Adelberg: A Minor Problem
We need more interdisciplinary minors.
There’s a lot to learn at the intersection of academic subjects. Different fields offer different worldviews, and understanding how they overlap gives us a better understanding of issues. As a liberal arts college, Dartmouth should celebrate the overlap between disciplines and encourage students to seek out an interdisciplinary education.
While the College has many tools to promote interdisciplinary learning, from distributive and major requirements to interdisciplinary majors, some of those options can’t adequately fulfill the College’s commitment to both academic openness and depth of study. Changes to distributive requirements or major requirements would unnecessarily constrain students’ freedom to explore subjects that interest them; interdisciplinary majors and modified majors, meanwhile, might allow students to graduate Dartmouth without truly mastering any particular field of study.
Dartmouth’s best option for an interdisciplinary education that still encourages student freedom and in-depth learning is to offer more interdisciplinary minors alongside its traditional curriculum.
Critics might worry that new interdisciplinary offerings would compete with traditional degrees in a way that prevents students from exploring any subject in detail. But these concerns miss the guiding principle of interdisciplinary minors. While disciplinary thinking teaches students to study in-depth, interdisciplinary thinking encourages problem solving and open-mindedness. Dartmouth should encourage students to develop both skill sets — and interdisciplinary minors uniquely encourage students to build off skills of a discipline with the shared knowledge of many disciplines.
Students will be rewarded in the real world if they can successfully combine disciplinary skills with interdisciplinary knowledge. The 21st century’s problems are more complicated than ever, from the challenges of climate change and international development to the opportunities of nanotech and artificial intelligence — anyone who can make progress on these problems is likely to be well-employed for a long time coming. Interdisciplinary thinking is not a substitute for specialization in any given field, but a prerequisite: Experts must draw insights from many fields in order to truly master their craft.

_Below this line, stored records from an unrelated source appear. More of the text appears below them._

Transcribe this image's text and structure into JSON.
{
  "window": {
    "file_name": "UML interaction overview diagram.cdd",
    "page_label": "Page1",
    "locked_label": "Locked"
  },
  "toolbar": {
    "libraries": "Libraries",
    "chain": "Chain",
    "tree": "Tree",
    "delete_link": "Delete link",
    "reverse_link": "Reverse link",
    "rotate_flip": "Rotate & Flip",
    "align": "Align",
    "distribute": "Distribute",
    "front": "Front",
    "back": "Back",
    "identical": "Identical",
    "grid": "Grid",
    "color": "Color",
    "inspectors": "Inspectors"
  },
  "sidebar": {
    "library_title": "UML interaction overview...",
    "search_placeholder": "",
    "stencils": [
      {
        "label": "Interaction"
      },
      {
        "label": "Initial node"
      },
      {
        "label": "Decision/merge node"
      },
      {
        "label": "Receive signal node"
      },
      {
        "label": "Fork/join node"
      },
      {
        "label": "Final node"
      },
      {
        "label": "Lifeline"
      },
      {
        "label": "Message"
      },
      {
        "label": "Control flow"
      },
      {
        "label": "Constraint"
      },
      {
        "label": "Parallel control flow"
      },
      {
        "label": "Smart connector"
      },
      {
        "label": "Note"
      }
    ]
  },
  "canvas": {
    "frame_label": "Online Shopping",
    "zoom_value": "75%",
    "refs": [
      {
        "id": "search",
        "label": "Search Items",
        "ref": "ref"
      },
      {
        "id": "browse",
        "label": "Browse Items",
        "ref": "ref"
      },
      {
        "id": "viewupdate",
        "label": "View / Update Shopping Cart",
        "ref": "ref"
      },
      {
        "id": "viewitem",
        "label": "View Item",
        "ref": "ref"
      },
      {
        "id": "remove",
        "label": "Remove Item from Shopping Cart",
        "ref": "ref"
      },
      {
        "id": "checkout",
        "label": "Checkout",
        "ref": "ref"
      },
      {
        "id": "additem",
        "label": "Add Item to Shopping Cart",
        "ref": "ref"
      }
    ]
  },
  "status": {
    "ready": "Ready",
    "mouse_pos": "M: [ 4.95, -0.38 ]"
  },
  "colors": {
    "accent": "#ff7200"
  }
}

Dartmouth already provides some opportunities to do just that. The human-centered design minor, for example, combines an engineering foundation with fields as diverse as psychology, computer science, public policy and business — what better education could an entrepreneurial student receive? Ethics minors build a foundation in moral philosophy before exploring real-world problems in government, medicine, anthropology and human geography. Interdisciplinary minors like these encourage intellectual curiosity, pushing students outside the confines of a defined field and preparing them for a diverse set of roles in society. This is the promise of a liberal arts education, a promise the College should keep by expanding its offering of interdisciplinary minors.
New interdisciplinary minors, like rhetoric, equality or biotechnology, would be both in-demand and easily scalable. Dartmouth students already show great interest in multiple disciplines. According to the Office of Institutional Research reports that between 2014 and 2018, 18.3 percent of Dartmouth students graduated with double majors and 9.4 percent of students changed their majors during their career. Still others join groups — like the DALI Lab or the Dartmouth Entrepreneurial Network — that require interdisciplinary thinking. Meeting this demand would not be especially difficult. Interdisciplinary minors could even be constructed using classes that are already offered by the College, reducing the administrative burden of creating new minors.
With all these compelling benefits associated with interdisciplinary minors, Dartmouth should continue to emphasize a liberal arts education unconfined to a single discipline. Interdisciplinary minors can bring separate parts of the Dartmouth experience together and, together with traditional majors, provide an even better education to Dartmouth undergraduates. The College can and should make more interdisciplinary majors available to Dartmouth students in order to fulfill the College’s liberal arts mission.